- **THE PROBLEM**
Your task is to filter the entries and copy every line containing the string "this".

- **Element data from apps and pages**
============================================================

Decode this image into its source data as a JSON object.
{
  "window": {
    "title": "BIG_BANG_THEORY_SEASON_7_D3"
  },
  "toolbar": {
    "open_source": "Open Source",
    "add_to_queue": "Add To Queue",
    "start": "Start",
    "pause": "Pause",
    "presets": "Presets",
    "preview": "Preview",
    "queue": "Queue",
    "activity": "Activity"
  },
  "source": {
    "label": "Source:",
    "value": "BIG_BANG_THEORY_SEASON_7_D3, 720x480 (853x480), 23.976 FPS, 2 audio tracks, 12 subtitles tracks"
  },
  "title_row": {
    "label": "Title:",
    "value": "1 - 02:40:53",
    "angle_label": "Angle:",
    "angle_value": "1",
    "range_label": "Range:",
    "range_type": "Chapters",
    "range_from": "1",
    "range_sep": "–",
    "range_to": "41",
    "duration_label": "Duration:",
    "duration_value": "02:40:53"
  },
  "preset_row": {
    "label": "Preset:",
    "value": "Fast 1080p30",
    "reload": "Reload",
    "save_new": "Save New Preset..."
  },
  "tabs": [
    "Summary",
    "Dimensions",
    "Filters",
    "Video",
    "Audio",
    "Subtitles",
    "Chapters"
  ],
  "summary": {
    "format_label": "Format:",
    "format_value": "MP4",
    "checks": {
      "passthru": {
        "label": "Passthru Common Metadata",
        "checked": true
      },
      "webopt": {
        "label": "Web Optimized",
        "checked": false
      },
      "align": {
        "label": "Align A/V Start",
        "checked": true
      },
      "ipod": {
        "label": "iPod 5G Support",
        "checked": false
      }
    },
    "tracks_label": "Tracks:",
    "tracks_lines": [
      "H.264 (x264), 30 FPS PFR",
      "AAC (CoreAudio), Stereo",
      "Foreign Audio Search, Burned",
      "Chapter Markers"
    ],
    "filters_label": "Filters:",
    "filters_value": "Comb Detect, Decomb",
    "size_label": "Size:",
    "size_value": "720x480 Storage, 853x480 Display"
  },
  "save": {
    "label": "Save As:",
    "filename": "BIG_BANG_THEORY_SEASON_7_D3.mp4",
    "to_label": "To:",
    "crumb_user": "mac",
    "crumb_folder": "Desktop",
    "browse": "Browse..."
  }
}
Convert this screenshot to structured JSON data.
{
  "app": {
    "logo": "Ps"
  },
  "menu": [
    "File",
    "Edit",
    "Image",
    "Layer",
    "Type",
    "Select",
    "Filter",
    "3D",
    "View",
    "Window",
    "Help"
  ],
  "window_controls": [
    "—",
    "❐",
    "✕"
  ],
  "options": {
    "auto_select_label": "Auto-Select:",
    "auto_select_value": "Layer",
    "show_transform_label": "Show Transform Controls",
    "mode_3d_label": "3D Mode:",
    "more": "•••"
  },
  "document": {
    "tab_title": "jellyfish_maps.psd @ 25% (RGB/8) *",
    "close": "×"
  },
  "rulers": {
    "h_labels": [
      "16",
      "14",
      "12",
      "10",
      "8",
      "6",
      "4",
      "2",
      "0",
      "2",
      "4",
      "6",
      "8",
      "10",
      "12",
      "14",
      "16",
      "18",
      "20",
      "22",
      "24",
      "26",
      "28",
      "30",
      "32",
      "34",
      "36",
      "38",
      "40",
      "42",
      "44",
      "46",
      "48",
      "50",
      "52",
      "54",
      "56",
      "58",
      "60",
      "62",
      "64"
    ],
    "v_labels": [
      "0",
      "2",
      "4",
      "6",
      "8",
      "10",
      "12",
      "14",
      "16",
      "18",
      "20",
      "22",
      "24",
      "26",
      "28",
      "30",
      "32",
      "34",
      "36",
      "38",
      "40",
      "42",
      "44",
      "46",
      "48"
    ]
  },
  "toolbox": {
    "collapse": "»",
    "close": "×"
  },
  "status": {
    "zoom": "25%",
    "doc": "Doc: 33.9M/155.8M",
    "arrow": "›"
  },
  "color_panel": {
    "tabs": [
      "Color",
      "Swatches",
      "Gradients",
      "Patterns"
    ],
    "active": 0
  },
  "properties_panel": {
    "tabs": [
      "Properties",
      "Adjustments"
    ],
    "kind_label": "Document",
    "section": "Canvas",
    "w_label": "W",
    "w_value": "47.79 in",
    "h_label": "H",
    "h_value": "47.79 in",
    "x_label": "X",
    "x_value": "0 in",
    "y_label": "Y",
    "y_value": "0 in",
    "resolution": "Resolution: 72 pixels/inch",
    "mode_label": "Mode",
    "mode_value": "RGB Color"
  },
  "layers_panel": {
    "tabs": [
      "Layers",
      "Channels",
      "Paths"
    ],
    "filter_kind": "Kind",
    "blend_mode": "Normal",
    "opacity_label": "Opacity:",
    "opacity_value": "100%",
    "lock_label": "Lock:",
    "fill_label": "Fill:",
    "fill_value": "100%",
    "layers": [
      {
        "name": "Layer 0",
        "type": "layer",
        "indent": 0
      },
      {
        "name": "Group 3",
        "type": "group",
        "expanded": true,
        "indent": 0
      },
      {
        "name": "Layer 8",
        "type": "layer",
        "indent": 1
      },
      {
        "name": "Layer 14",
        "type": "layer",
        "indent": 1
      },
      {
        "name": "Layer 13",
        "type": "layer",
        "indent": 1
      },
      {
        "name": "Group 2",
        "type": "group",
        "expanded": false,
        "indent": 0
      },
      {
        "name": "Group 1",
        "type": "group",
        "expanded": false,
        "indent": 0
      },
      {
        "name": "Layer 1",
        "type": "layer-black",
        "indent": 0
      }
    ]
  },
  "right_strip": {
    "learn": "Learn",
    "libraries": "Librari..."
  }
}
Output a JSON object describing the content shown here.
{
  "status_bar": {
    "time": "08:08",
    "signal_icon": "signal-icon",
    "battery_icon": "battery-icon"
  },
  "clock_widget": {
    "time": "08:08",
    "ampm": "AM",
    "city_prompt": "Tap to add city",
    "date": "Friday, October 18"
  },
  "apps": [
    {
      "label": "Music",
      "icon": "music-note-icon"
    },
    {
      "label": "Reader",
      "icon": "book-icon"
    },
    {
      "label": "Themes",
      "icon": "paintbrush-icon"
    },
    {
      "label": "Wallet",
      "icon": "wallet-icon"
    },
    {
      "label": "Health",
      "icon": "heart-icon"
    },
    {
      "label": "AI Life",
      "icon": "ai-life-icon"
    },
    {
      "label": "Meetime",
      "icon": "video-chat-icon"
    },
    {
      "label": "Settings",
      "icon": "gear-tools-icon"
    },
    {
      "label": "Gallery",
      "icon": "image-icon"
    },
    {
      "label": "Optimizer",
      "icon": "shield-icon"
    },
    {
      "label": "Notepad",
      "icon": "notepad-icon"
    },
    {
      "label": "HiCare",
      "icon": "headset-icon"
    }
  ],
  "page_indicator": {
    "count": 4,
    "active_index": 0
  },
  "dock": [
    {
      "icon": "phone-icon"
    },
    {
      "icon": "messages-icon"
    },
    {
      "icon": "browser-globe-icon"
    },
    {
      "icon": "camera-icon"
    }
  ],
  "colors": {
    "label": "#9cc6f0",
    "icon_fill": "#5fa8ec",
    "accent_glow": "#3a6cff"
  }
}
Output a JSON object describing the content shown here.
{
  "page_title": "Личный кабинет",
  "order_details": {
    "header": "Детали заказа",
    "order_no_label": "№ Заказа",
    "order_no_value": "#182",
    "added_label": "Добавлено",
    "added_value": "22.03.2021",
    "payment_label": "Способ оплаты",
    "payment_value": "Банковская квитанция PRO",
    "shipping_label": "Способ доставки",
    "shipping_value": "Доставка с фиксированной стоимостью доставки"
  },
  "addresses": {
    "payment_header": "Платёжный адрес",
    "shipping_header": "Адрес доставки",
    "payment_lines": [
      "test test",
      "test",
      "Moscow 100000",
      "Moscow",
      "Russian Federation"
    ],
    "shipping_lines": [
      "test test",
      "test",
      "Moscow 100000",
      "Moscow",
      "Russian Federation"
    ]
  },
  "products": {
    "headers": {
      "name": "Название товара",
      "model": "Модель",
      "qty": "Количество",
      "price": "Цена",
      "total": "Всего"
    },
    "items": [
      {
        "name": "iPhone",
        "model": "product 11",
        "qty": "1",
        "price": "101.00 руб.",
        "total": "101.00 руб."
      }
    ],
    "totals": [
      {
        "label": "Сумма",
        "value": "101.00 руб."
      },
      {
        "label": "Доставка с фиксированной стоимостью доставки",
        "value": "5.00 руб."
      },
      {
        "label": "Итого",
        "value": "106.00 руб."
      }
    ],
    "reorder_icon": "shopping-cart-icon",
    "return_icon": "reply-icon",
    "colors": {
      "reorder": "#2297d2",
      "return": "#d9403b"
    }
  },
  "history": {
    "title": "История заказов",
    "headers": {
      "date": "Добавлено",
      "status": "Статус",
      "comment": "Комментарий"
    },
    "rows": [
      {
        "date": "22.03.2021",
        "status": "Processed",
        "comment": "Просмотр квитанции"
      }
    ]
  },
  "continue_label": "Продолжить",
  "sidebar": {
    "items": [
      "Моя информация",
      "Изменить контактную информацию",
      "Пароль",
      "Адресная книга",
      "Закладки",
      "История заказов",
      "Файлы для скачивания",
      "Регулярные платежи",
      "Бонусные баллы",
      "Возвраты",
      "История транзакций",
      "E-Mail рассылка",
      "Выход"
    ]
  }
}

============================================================

- **REPLY**
Decode this image into its source data as a JSON object.
Convert this screenshot to structured JSON data.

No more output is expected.